Standing still breeds the staleness of pond water; we do have to keep moving. And, at times, we need to rent that Dumpster and throw things away, however temporarily painful it might be to part with our VCR or our daughter's first bike. Otherwise, we can suffocate underneath. It's just nice when we can move on and preserve at the same time.

And that's why we love sports, and especially love hockey. Because hockey is not a thing, but an emotion we can proceed with and preserve. Hockey fans take off their hats and sing the anthem because that also means something emotional, and not political. This is an emotional game.

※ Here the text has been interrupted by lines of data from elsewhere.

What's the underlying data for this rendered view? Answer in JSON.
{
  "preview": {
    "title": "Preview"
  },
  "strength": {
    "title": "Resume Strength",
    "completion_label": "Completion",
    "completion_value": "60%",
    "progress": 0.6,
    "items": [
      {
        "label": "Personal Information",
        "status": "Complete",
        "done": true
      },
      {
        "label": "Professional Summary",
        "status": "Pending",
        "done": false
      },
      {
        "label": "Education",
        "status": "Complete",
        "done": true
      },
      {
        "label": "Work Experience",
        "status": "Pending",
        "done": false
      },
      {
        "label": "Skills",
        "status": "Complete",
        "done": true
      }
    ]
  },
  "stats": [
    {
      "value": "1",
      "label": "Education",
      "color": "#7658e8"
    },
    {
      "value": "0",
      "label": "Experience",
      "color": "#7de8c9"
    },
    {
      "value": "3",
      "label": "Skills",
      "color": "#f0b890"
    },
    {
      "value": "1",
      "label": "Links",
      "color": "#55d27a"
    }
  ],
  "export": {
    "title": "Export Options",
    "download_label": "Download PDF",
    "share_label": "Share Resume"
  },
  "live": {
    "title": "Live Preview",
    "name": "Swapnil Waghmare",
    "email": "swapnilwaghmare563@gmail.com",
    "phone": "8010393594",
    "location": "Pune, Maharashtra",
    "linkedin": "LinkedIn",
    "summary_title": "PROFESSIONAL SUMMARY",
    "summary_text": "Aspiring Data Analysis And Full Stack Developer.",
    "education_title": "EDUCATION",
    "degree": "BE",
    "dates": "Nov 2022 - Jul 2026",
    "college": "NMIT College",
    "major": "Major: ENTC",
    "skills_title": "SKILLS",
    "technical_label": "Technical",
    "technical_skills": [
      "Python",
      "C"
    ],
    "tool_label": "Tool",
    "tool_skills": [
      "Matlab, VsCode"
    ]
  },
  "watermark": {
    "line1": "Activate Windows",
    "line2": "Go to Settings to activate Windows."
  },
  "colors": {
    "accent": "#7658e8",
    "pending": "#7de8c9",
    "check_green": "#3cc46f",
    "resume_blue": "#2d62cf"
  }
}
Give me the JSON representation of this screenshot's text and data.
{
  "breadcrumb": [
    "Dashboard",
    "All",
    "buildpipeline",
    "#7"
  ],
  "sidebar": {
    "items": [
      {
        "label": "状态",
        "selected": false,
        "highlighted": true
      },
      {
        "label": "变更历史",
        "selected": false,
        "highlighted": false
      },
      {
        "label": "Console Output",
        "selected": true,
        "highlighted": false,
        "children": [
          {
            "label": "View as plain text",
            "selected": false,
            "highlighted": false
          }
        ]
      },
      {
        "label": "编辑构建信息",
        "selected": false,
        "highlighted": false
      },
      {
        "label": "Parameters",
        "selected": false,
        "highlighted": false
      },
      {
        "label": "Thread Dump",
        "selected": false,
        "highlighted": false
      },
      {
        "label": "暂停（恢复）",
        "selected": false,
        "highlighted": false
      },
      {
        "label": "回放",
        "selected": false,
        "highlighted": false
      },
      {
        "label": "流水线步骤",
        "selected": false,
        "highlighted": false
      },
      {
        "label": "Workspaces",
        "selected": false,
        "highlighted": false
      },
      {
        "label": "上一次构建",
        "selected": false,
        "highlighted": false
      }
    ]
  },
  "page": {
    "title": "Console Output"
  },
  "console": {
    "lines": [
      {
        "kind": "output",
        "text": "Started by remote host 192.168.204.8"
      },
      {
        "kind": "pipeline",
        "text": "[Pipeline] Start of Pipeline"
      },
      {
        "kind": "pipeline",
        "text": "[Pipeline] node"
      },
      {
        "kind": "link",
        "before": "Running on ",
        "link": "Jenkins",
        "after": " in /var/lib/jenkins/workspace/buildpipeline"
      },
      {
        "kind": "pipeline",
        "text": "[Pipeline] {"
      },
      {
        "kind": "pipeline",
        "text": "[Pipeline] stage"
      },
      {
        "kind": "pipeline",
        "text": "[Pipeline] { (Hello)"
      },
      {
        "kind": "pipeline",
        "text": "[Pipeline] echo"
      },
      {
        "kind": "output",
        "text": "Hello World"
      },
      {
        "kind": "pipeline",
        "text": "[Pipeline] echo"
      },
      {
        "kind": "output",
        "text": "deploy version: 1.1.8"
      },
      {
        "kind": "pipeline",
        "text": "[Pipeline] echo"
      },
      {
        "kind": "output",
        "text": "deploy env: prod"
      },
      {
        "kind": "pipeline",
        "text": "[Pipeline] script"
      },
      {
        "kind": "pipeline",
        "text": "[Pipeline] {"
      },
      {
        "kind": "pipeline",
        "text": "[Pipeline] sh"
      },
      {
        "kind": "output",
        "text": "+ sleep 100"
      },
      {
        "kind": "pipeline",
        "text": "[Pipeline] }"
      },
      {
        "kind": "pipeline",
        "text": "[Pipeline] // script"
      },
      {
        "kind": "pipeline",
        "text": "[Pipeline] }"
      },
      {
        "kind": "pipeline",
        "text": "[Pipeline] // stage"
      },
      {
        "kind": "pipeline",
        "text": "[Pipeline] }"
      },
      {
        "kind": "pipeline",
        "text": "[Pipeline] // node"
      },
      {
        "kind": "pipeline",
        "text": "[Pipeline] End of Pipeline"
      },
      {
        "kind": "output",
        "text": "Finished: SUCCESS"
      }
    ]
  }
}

The game does move forward while nodding to respect the past. That's what the Hockey Hall of Fame is for. That's what the Stanley Cup is for. And what Taylor Hall and Tyler Seguin are for. And that's what our own sons and daughters who play hockey are for. They all emit feelings, hope, inspiration, meaning and purpose. The past and the present.

And so, we begin anew. Another regular season brings the same feeling we get when we hypnotically watch a Zamboni simply, yet magically, turn old ice into new at our local rink as Enya plays in our heads. We wish life could be so efficient. We wish we could resurface the mistakes we have made, the pain we've caused and the distress others have caused us. Erased. The slate wiped clean. Hope and remote possibility wait to be realized. (Wade Redden for the Norris!!!)

Believe, I say, believe!

Enjoy the game. Enjoy the games. There is new ice again. And it's perfect.

John Buccigross' e-mail address -- for questions, comments or crosschecks -- is john.buccigross@espn.com.

John Buccigross | email

SportsCenter anchor
John Buccigross joined ESPN as an anchor in October 1996. He currently can be seen as an anchor on "SportsCenter." Buccigross frequently contributes to ESPN.com during the season.